The point, Koppel said: “The United States and China are so intertwined economically that you can’t undo it.”

Maoism is now mostly a cultural artifact in urban areas, he found, the subject of nostalgic theater productions. Instead, the youth subscribe to a different mantra: “I want to get rich.”

It’s a far cry from the China that Koppel visited more than three decades ago when he spent 10 weeks there for ABC News reporting on the effect of the Cultural Revolution.

“You cannot imagine a more brainwashed population,” he recalled. “Ask people what they want to do: ‘Whatever serves the state.’ ”

Koppel’s 1973 trip came about through an odd exchange: ABC Entertainment gave the Chinese some of its programming and movies, and in return the network got to send a news correspondent to the country. Koppel personally brought over and screened for Chinese officials the most valuable property that ABC sent: the made-for-TV movie “Brian’s Song.”

“Talk about a cultural disconnect,” he said with a laugh.

Koppel’s latest China report was the idea of associate producer John Alexander, who went to live in Chongqing for the duration of the project. The 26-year-old died there in December of heart failure, likely caused by a virus. The series is dedicated to him.

Alexander conceived of the multipart project as a way to “sort of fit the Discovery brand and fit with what we do,” Koppel recalled.

“We’re hard-news folks,” he added, noting that the rest of Discovery’s lineup is “a little softer.”

The management of the network’s parent company changed in 2006, when former NBC executive David Zaslav was named chief executive of Discovery Communications. Billy Campbell, the Discovery Channels U.S. president who brought Koppel to the network, left several months later.

Koppel said network executives “are very pleasant to us and leave us alone,” but he suggested that the current leadership is not as enthusiastic about his role at Discovery as Campbell was: “They’re different folks, and they were brought in to do different things.”

That means it’s likely that he will leave Discovery when his deal is up in 2009.

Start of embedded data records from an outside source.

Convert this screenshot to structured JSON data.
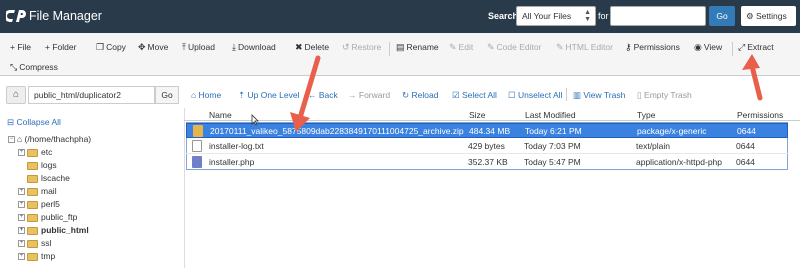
{
  "header": {
    "app_title": "File Manager",
    "search_label": "Search",
    "search_scope": "All Your Files",
    "for_label": "for",
    "search_query": "",
    "go_label": "Go",
    "settings_label": "Settings"
  },
  "toolbar": {
    "file": "+ File",
    "folder": "+ Folder",
    "copy": "Copy",
    "move": "Move",
    "upload": "Upload",
    "download": "Download",
    "delete": "Delete",
    "restore": "Restore",
    "rename": "Rename",
    "edit": "Edit",
    "code_editor": "Code Editor",
    "html_editor": "HTML Editor",
    "permissions": "Permissions",
    "view": "View",
    "extract": "Extract",
    "compress": "Compress"
  },
  "pathbar": {
    "path": "public_html/duplicator2",
    "go": "Go"
  },
  "navbar": {
    "home": "Home",
    "up": "Up One Level",
    "back": "Back",
    "forward": "Forward",
    "reload": "Reload",
    "select_all": "Select All",
    "unselect_all": "Unselect All",
    "view_trash": "View Trash",
    "empty_trash": "Empty Trash"
  },
  "tree": {
    "collapse_all": "Collapse All",
    "root": "(/home/thachpha)",
    "items": [
      "etc",
      "logs",
      "lscache",
      "mail",
      "perl5",
      "public_ftp",
      "public_html",
      "ssl",
      "tmp"
    ]
  },
  "table": {
    "headers": [
      "Name",
      "Size",
      "Last Modified",
      "Type",
      "Permissions"
    ],
    "rows": [
      {
        "name": "20170111_valikeo_5875809dab2283849170111004725_archive.zip",
        "size": "484.34 MB",
        "modified": "Today 6:21 PM",
        "type": "package/x-generic",
        "perms": "0644"
      },
      {
        "name": "installer-log.txt",
        "size": "429 bytes",
        "modified": "Today 7:03 PM",
        "type": "text/plain",
        "perms": "0644"
      },
      {
        "name": "installer.php",
        "size": "352.37 KB",
        "modified": "Today 5:47 PM",
        "type": "application/x-httpd-php",
        "perms": "0644"
      }
    ]
  },
  "colors": {
    "header_bg": "#293a4a",
    "selection": "#3b82e0",
    "link": "#2a6fb5",
    "arrow": "#e8604c"
  }
}
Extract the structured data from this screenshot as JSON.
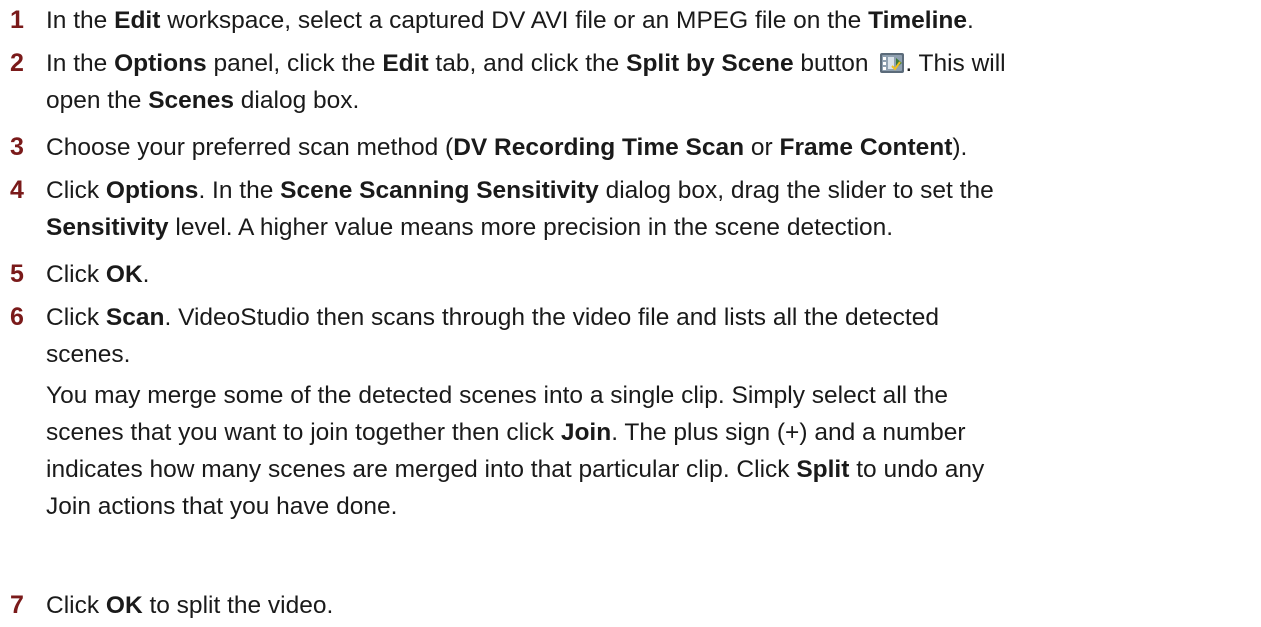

“I don’t know it for a fact, but I would think so,” Koppel said.

As for what the 68-year-old newsman will do after that, he has been mentioned as a replacement for the late Tim Russert on “Meet the Press,” but he waved off that idea.

“I would have been disappointed if [my name] hadn’t been floated, but that’s about all that’s going to happen,” he said. “They need to go to someone even younger than Tim.”

For now, Koppel plans to keep trying to persuade viewers to tune into programs they don’t think will interest them.

“I may be one of the last television journalists left, together with [executive producer] Tom Bettag and our team, who believe that our responsibility is not just to cater to the lowest common denominator of what people think they want to watch,” he said, “but every once in a while, to try to give them, in as entertaining a fashion as we can, something we think they ought to watch.”